Unfortunately, RQM mathematically seems to have the same "copies of ourselves, unknown and unobservable" to any finite extreme (just not infinite copies as in MWI), but this does not seem to bother Rovelli due to the QBism perspective. This seems to be a bit of a unsatisfying "shut up and calculate" perspective.

2 people found this helpful

  • Overall
    4 out of 5 stars
  • Performance
    5 out of 5 stars
  • Story
    3 out of 5 stars

Not what I was expecting but still worth reading

Based on the title I was expecting something more along the lines of Jim Baggott's "The Quantum Story" or Art Hobson's "Tales of the Quantum." This is, instead, more of a collection of philosophical musings on the meaning of quantum physics. I suppose that other ground had already been plowed. In particular, Rovelli argues for the relational interpretation of quantum mechanics, a view with which I was unfamiliar. The more common interpretations of quantum mechanics are the "observer" and the "probability wave" interpretations. Remember Schrodinger's cat? If I believe the quantum wave function doesn't collapse until it is observed, then the cat is both alive and dead until an observer opens its box. If I believe the wave is just a calculational tool, then the cat is either dead or alive, and the wave function just gives me the probabilities of each. In the relational view, the cat is either awake or asleep (Rovelli prefers asleep instead of dead) from the cat's perspective, but is neither awake nor asleep from the observer's perspective, until someone makes the observation. Rovelli posits that the best interpretation of quantum mechanics is that objects have no independent existence, but exist only in relation to other objects. I was not convinced that the relational view solves any of the problems of making sense of quantum mechanics in the real world. He then goes on to speculate that the relational view somehow helps resolve the mind/body problem; but his ideas, here, are not well developed and he simply refuses to even consider any resolution that is not purely materialistic. He dismisses, for example, Nagel's "Mind and Cosmos" as unscientific or at least scientifically ignorant. He also, in a few places, almost hints that the relational view supports a Marxist interpretation of society, suggesting that the value I place on myself as an individual, as opposed to merely an element of the web of society, is an unscientific way of thinking. I have no individual value. My value exists only as part of my relationships with society. One would think that the horrors unleashed by this philosophy would have inoculated us against it, but apparently it is still able to hypnotize those who stare into it too deeply. So, while interesting and still worth reading, I was disappointed and ultimately unimpressed. Rovelli is a lyrical writer, almost self-consciously so; this can be both enchanting and annoying, sometimes simultaneously!
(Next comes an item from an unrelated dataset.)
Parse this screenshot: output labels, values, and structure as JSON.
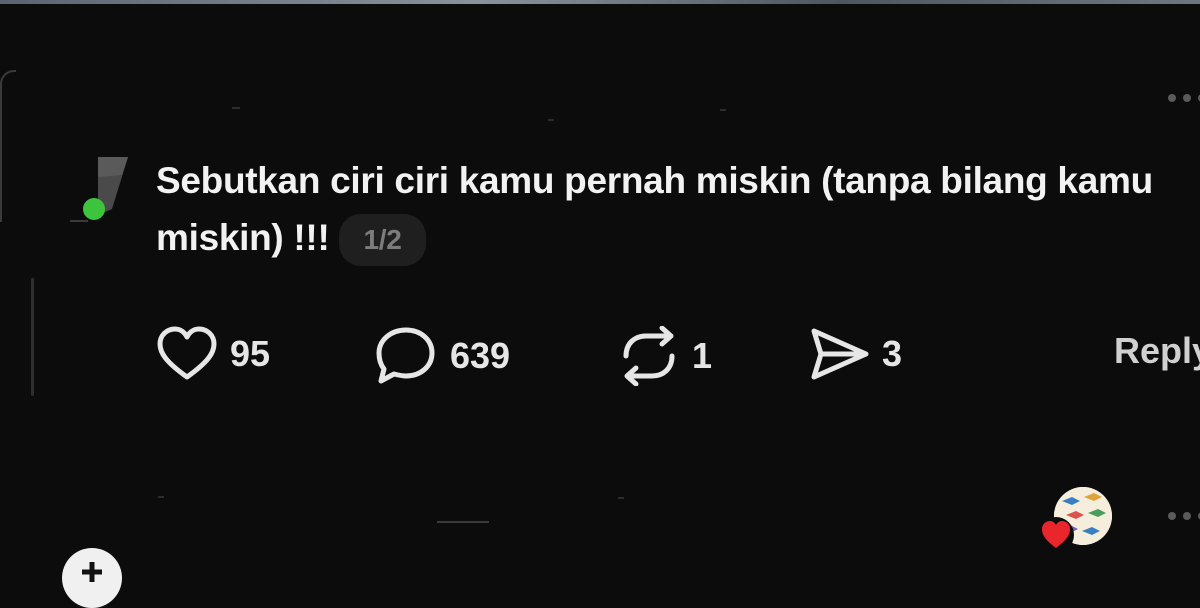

2 people found this helpful

  • Overall
    5 out of 5 stars
  • Performance
    5 out of 5 stars
  • Story
    5 out of 5 stars

Fabulous!

As a retired engineer, I found this most insightful. I am rethinking my understanding of physics (quantum) as it was taught to me at university. Bravo!!!

2 people found this helpful

  • Overall
    5 out of 5 stars
  • Performance
    5 out of 5 stars
  • Story
    5 out of 5 stars

No technical explanations but not needed.

This is a "why" study quantum physics and an attempt to connect meaning to its findings. Great book!

1 person found this helpful